Integrity is the number one leadership trait
Integrity is the number one leadership trait that builds soul. Every leader might remember when they moved into that position that from that day onwards, they were ´dinner conversation´ for their team members. In today´s world the conversation does not stop at the dinner table. Social media conversations about corporate behaviours are nothing unusual these days. Employees do have a very fine antenna when it comes to believing into what executives tell them – or not. That is why they play a crucial role in the weighting of data behind the Soul Index, a global performance ranking. An interesting side fact in analysing the Global Top 20 companies in the Soul Index: their CEO´s stay longer in their position than the average which is according to KornFerry 6,9 years. 14 of the top 20 firms were (or currently are) led by CEOs that have been in this role for more than 14 years.
Corporate Soul drives outperformance
If you want to know what the real culture is inside an organization don´t ask management. The insight about the real culture can be found in employee ratings of any firm. Companies with soul are managing their human capital with the appropriate sensitivity and drive. But they don´t brag about it. They earn the trust of their people by taking action. For example, look at Adobe, the number 1 firm in the 2021 Global Soul Index. Their culture ratings are A+ in most areas – rated by the employees. In contrast, a company like Apple (ranking at number 11 in the Soul Index) which is much more in the spotlight is only rated A+ in one criterium.

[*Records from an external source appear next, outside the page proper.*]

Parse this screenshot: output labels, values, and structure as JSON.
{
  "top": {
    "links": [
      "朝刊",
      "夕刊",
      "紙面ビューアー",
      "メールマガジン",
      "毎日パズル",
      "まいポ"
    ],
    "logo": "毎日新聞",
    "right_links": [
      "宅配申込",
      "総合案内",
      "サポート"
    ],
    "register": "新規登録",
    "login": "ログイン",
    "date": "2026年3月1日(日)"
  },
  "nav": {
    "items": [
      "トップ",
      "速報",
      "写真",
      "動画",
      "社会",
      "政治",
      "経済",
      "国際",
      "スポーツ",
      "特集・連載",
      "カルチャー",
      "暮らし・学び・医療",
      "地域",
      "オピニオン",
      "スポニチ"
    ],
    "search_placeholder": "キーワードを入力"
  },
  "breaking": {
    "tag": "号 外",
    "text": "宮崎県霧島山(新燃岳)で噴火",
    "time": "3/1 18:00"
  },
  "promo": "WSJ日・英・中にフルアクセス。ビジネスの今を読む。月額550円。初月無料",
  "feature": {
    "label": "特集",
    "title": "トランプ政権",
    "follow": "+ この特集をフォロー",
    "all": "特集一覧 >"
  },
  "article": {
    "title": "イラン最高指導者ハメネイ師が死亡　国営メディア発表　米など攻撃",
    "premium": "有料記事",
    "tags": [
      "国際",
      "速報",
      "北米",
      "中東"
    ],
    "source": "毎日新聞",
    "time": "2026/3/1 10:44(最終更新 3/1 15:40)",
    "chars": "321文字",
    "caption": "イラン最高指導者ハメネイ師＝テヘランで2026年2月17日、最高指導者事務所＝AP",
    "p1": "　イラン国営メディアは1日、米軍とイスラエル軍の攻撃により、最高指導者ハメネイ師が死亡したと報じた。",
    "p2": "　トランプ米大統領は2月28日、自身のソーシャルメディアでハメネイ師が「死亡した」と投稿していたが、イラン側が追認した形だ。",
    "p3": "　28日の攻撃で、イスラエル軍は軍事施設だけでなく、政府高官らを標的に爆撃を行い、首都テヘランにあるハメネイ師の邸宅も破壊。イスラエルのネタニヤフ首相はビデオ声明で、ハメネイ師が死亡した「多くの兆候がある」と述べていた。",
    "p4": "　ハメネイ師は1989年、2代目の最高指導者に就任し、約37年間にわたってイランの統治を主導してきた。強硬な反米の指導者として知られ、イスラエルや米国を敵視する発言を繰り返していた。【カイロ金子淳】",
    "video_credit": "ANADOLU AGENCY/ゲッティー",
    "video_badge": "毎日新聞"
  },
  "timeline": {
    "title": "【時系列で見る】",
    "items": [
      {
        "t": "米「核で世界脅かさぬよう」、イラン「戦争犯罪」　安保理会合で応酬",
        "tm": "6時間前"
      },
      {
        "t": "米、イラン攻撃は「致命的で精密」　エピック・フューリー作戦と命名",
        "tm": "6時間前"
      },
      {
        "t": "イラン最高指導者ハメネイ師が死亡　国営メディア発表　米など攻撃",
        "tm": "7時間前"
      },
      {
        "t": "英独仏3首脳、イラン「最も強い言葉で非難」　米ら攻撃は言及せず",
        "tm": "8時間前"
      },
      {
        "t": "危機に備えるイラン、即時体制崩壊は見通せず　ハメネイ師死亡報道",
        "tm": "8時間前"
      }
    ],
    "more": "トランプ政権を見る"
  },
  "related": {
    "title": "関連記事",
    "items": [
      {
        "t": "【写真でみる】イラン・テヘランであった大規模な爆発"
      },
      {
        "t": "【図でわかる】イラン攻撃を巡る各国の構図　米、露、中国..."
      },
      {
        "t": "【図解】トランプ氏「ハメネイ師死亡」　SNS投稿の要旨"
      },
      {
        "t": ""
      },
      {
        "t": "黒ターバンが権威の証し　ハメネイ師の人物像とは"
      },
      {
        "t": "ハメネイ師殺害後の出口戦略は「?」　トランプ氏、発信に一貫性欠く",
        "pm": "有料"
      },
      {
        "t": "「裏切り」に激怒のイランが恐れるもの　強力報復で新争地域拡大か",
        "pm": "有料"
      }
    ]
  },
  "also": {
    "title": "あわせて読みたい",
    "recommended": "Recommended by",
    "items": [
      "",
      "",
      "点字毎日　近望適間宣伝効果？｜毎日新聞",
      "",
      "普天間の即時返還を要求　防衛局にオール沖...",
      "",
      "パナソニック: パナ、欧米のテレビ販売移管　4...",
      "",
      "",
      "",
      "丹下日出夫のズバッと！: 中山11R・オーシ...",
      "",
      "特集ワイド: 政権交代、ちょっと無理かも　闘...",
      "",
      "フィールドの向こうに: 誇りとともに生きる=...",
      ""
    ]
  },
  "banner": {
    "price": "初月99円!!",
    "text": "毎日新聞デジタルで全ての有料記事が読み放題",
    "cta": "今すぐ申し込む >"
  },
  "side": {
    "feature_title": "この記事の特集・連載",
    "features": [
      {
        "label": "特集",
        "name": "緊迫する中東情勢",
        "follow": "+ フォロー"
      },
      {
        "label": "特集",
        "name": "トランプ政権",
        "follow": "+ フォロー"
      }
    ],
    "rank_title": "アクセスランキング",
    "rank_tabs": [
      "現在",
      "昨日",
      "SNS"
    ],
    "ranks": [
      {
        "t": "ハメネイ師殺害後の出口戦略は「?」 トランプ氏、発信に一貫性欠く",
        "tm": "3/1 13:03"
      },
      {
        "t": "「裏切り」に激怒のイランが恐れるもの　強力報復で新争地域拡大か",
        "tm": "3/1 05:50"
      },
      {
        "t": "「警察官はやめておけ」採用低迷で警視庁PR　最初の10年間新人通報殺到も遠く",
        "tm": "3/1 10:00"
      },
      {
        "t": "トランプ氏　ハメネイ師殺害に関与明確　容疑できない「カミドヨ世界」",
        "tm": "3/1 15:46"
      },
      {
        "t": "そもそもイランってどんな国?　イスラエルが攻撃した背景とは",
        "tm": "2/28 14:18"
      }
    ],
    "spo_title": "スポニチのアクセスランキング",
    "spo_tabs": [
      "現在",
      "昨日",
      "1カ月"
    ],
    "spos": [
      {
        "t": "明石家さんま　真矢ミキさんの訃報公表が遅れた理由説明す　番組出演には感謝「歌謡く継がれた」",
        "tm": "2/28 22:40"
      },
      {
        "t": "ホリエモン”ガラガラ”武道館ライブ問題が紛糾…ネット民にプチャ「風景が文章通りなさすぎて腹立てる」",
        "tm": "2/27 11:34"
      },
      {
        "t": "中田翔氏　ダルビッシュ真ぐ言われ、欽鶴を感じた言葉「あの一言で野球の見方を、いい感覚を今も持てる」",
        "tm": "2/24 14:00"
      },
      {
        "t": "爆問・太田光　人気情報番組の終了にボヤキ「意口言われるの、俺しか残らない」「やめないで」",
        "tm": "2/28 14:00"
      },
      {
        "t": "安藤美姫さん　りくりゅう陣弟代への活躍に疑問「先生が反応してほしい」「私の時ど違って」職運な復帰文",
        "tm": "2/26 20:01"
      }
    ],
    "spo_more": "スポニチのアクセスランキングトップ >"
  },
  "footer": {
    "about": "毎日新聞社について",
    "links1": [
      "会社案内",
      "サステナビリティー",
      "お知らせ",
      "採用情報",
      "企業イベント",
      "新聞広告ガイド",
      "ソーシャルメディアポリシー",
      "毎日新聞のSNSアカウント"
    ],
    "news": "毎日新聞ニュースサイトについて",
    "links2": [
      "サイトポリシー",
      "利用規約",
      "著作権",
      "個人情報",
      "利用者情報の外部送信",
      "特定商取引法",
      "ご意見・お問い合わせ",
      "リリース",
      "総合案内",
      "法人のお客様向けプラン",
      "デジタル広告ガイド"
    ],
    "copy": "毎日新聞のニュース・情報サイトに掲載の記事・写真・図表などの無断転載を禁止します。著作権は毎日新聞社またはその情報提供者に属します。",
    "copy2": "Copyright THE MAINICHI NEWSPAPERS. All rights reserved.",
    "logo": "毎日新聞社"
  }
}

The performance of the Soul Index over the period from 2016 – 2020 proves that companies that focus on corporate culture deliver higher returns than their peers. This is the cumulative performance in comparison:
SOUL INDEX: 199,44%
S&P 500: 83,77%
Dow Jones: 75,65%
Thriving cultures are driving success on many levels
The results of the Soul Index come as no surprise. The Global Culture Report from O.C.Tanner defines companies with soul as thriving cultures. These:
- are 13 times more likely to have highly engaged employees
- have an 8 times higher incidence of great work
- show a double likelihood to have increased revenues
At the same time, employees in thriving cultures are experiencing 3 times less burn-out situations. And the companies are 3 times less likely to face lay-offs. More reasons why investors should look into the S-factor when reviewing potential ESG-ratings.
The business of the future has soul
More engaged employees create better products and services for happier customers – that is one way to summarize of what happens when a company focuses on its corporate soul. In addition, these companies become respected partners in the communities and societies in which they operate. The publicly traded Soul Index companies represent a market capitalization of nearly 10 trillion US $ already – with their emphasis on creating a human centric performance culture, they are looking into a bright future.
Good companies have a purpose. Great companies have a soul. For more insights (and soul) please have a look at https://buildingcorporatesoul.com/
Specht, Ralf (2022). Building Corporate Soul: Powering Culture & Success with the Soul System™. Fast Company Press